Hydrogen Sulfide and Maritime Safety
Recently, during a Port State Control inspection of an oil tanker, the personal gas safety meters of one member of the Coast Guard and one of the tanker crew went off when the crew member opened the valve to a pressurized tank holding Grade E Sour Crude. Sour crude oil contains a high amount of sulfur (over 0.5%), and some of this sulfur occurs as hydrogen sulfide (H2S) gas. Reported to have been standing no more than two feet downwind of the valve release, the Coast Guard member suffered severe H2S exposure symptoms over the next few days, resulting in renewed warnings by the Coast Guard on this serious danger.

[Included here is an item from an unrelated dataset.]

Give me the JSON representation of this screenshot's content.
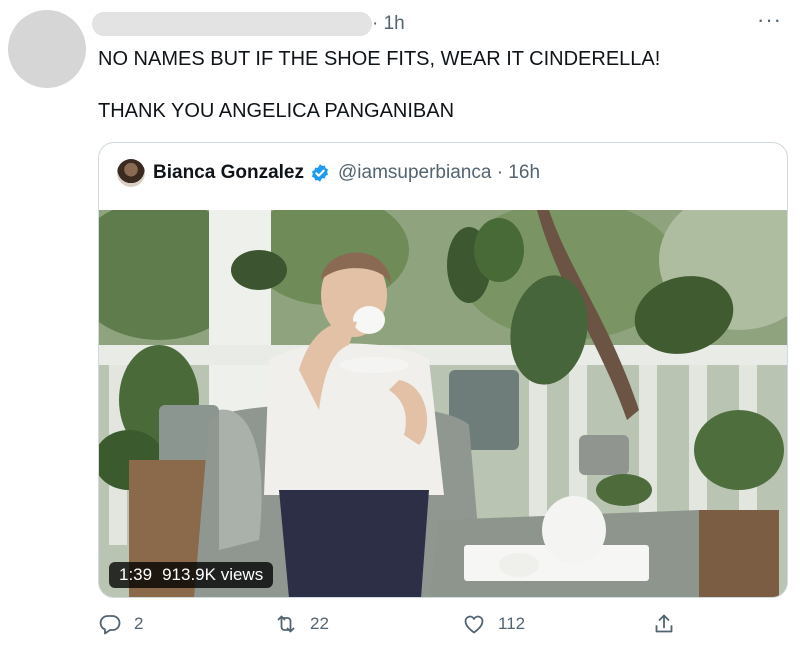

You know that “rotten egg” hydrogen sulfide odor when you smell it at low levels, even below one part per million, but if you smell it in enough quantity, you probably won’t smell it for long. That’s because, at 100ppm or above, it quickly paralyzes the nerve centers inside your nose. If you don’t get away fast enough, other parts of your body become paralyzed, in the worst cases leading to unconsciousness, coma, and death. Even 10ppm may pose a health risk, and 50-100ppm is enough to overcome a person. At lower levels, H2S exposure symptoms include irritated eyes, nose, throat, and lungs. Higher levels of H2S include headache, dizziness, nausea, and vomiting. These symptoms may have a delayed onset of hours or days, as the unfortunate Coast Guard member mentioned above experienced.

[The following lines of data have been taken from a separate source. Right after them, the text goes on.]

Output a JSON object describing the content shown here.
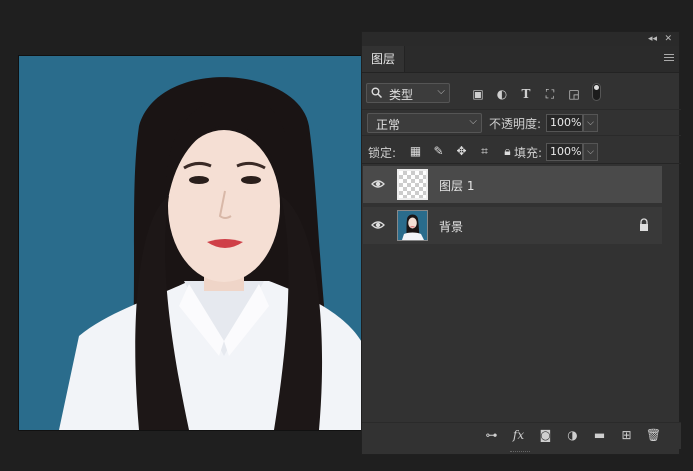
{
  "panel": {
    "tab_label": "图层",
    "filter": {
      "label": "类型"
    },
    "blend_mode": "正常",
    "opacity_label": "不透明度:",
    "opacity_value": "100%",
    "lock_label": "锁定:",
    "fill_label": "填充:",
    "fill_value": "100%"
  },
  "layers": [
    {
      "name": "图层 1",
      "visible": true,
      "selected": true,
      "thumbnail": "transparent"
    },
    {
      "name": "背景",
      "visible": true,
      "selected": false,
      "thumbnail": "portrait",
      "locked": true
    }
  ],
  "icons": {
    "filter_kinds": [
      "pixel-layer-filter-icon",
      "adjustment-layer-filter-icon",
      "type-layer-filter-icon",
      "shape-layer-filter-icon",
      "smart-object-filter-icon"
    ],
    "lock_kinds": [
      "lock-transparent-pixels-icon",
      "lock-image-pixels-icon",
      "lock-position-icon",
      "lock-artboard-icon",
      "lock-all-icon"
    ],
    "bottom": [
      "link-layers-icon",
      "fx-icon",
      "add-mask-icon",
      "new-adjustment-icon",
      "new-group-icon",
      "new-layer-icon",
      "delete-layer-icon"
    ]
  },
  "colors": {
    "photo_background": "#2a6c8c",
    "panel_background": "#323232",
    "selected_layer": "#4a4a4a"
  }
}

The dangerous threshold limit value for H2S was listed by the American Conference of Governmental Industrial Hygienists (ACGIH) as 2ppm until lately. They now list the H2S danger threshold as 1ppm. OSHA lists a higher figure at 20ppm, and NIOSH recommends an exposure limit of 10ppm for no more than ten minutes. Hopefully, someday there will be total agreement on what is considered safe, and it will be on the lower rather than the higher side. For now, it is left for you or your employers to decide which to trust.
Whichever of these exposure limits you adopt, whether you are working on a tanker or on a fishing vessel using anhydrous ammonia for vapor-compression refrigeration, you need to understand safe practices for H2S during controlled valve releases or in case of leaks. Also, if you’re fishing and your hold loses refrigeration, the decomposing seafood will emit deadly H2S. Going into a hold full of rotting seafood without appropriate safety gear has proven fatal.
Awareness is the first step. Beyond that, safety and first aid training; protective equipment such as impervious clothing, gas detection meters in areas known to contain H2S, personal gas monitors, and respirators or SCBA when working in enclosed spaces and near H2S; knowing where to stand during tank sampling; and understanding when to just stay clear are crucial for preserving your health around H2S.